For the second set, Ryan led a quartet with Scott Looney (piano), Jason Hoopes (bass), and Jordan Glenn (drums) in a long, jazzy improvisation that kicked off as a fast and heavy post-bop bounce. They kept that jazz vibe going for a second piece featuring Rent Romus (sax) and C.J. Borosque (trumpet), who along with Looney had been members of Forward Energy, a Ryan-led improv band. That piece took off like a screaming rocket and kept the energy going for the most part, a good upbeat way to close out the birthday celebration.
Now in their third year of monthly song releases, the Rabbit Rabbit duo of Carla Kihlstedt and Matthias Bossi are building up quite a catalog. Their second album of songs, Swallow Me Whole, is due out on July 8, and they’ll be coming to the Bay Area with a show at the Freight & Salvage on Thursday, July 10, augmented by Myles Boisen on guitar and George Ban-Weiss on bass.
The songs on come from the Rabbit Rabbit Radio web site, a kind of online multimedia magazine that showcases a new song each month, with an accompanying video, photographs from the couple’s life adventures (including their ever-growing children), and some user-generated input.
And the songs are something else, drawing from pop and Americana but also laced with the edgy experimentalism that’s defined much of Kihlstedt and Bossi’s careers. The styles range from delicate piano ballads to raw-nerve rock. They’ve been getting some deserved notice, too; “After the Storm,” from Year 1 of Rabbit Rabbit Radio, won in the “eclectic” category at this year’s Independent Music Awards.
You can sample the Rabbit Rabbit catalogue on YouTube.
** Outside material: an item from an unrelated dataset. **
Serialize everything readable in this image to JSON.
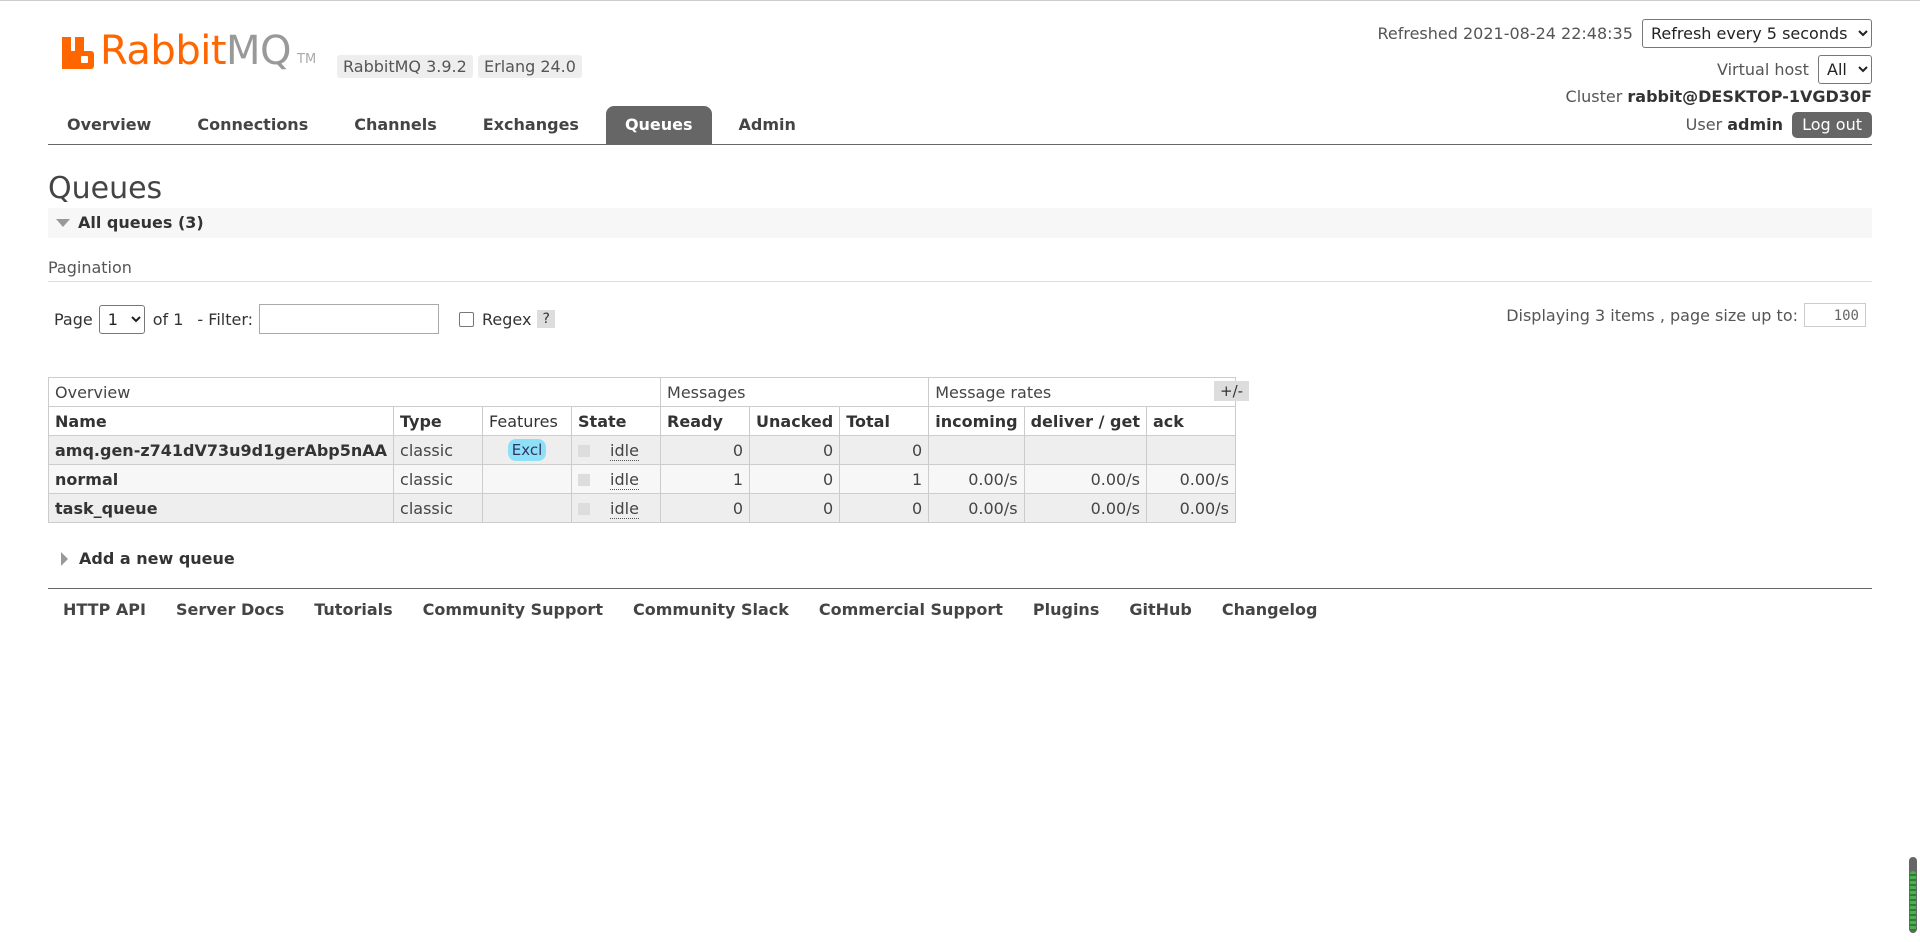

They haven’t yet posted this month’s knockout punch (“Nameless,” featuring Shahzad Izmaily on guitar) but here’s a video for “Falling Awake,” with guitarist Joel Hamilton, issued a few months ago.
Rabbit Rabbit is trying out a couple of new ideas. For this year’s songs, they’ve been working with a guitarist each month, and Kihlstedt has set aside her trademark violin, which helped make her name in groups like Tin Hat and Sleepytime Gorilla Museum.
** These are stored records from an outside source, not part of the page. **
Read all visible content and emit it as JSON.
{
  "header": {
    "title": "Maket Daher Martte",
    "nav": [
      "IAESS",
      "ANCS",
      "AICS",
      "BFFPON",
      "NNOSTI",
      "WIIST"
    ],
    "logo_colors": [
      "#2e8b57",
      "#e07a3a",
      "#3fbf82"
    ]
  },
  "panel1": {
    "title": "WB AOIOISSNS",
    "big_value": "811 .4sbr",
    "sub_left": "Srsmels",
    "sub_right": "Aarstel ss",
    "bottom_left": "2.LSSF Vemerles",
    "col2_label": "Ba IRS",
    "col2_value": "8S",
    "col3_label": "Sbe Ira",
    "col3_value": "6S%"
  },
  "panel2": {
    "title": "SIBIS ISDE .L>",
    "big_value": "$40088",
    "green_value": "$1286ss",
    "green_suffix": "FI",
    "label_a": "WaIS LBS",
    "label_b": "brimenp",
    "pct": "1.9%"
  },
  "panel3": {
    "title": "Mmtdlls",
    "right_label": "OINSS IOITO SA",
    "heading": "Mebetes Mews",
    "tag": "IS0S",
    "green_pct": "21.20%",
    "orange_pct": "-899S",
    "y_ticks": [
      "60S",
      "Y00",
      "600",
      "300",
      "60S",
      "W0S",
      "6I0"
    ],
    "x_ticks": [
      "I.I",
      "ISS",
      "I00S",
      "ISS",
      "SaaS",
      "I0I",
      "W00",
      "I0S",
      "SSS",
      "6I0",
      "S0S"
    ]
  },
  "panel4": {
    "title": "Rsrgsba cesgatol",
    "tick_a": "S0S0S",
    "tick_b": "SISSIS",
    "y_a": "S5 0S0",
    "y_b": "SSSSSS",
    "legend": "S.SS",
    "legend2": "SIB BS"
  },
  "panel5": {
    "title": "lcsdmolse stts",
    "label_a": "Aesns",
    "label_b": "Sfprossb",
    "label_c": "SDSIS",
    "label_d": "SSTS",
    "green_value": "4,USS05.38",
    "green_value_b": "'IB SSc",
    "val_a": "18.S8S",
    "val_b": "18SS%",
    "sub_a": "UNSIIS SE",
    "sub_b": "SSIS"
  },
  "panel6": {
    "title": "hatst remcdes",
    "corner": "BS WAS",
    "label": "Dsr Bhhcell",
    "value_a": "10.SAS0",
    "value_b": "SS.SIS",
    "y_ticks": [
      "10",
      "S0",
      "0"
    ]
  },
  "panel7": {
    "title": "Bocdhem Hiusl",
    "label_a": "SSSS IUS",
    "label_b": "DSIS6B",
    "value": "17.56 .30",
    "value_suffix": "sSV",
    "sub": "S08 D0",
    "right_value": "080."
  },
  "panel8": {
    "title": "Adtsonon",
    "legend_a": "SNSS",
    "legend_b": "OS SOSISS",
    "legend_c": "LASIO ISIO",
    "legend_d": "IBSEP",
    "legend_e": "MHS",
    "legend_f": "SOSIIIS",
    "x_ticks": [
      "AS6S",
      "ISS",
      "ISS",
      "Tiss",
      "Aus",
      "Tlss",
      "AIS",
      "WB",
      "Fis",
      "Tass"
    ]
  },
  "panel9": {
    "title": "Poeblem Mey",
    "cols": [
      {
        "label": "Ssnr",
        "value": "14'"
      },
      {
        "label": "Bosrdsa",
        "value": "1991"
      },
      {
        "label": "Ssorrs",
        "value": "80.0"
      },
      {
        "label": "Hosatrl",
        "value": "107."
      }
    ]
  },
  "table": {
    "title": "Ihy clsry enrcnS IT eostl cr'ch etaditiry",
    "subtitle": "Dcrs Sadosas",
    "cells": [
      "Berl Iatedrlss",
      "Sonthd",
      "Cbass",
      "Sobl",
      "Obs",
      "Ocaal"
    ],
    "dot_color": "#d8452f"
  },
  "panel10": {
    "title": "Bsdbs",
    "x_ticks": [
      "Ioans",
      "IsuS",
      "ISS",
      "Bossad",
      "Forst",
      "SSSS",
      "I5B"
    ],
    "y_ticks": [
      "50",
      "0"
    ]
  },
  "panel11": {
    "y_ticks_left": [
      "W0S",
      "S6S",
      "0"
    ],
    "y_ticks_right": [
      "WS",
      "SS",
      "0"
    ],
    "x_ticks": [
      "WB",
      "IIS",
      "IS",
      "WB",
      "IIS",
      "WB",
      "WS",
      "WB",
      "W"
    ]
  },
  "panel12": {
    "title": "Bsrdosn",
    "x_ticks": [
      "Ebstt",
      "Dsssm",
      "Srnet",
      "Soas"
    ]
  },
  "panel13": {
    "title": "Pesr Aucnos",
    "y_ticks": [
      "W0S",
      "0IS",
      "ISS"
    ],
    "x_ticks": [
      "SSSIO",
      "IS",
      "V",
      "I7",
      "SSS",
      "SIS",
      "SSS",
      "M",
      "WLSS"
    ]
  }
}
Here’s something even more different: In lieu of being a CD, Rabbit Rabbit, Volume 2 — Swallow Me Whole is being sold as a limited-edition poster featuring all the lyrics and credits, and a download code for the songs themselves.
It’s an interesting idea. I’ve been thinking that people buy CDs at shows more as souvenirs than anything else. Even in a digital age, it’s nice to walk away carrying something — so, why not a poster instead of a CD?
Rupa, of local world-music faves Rupa & The April Fishes, will be opening the Freight & Salvage show. The full Rabbit Rabbit itinerary looks like this:
- Thur. July 10 — Freight & Salvage, Berkeley
- Sat. July 12 — The Mint, Los Angeles
- Thur. July 31 — Union Hall, Brooklyn.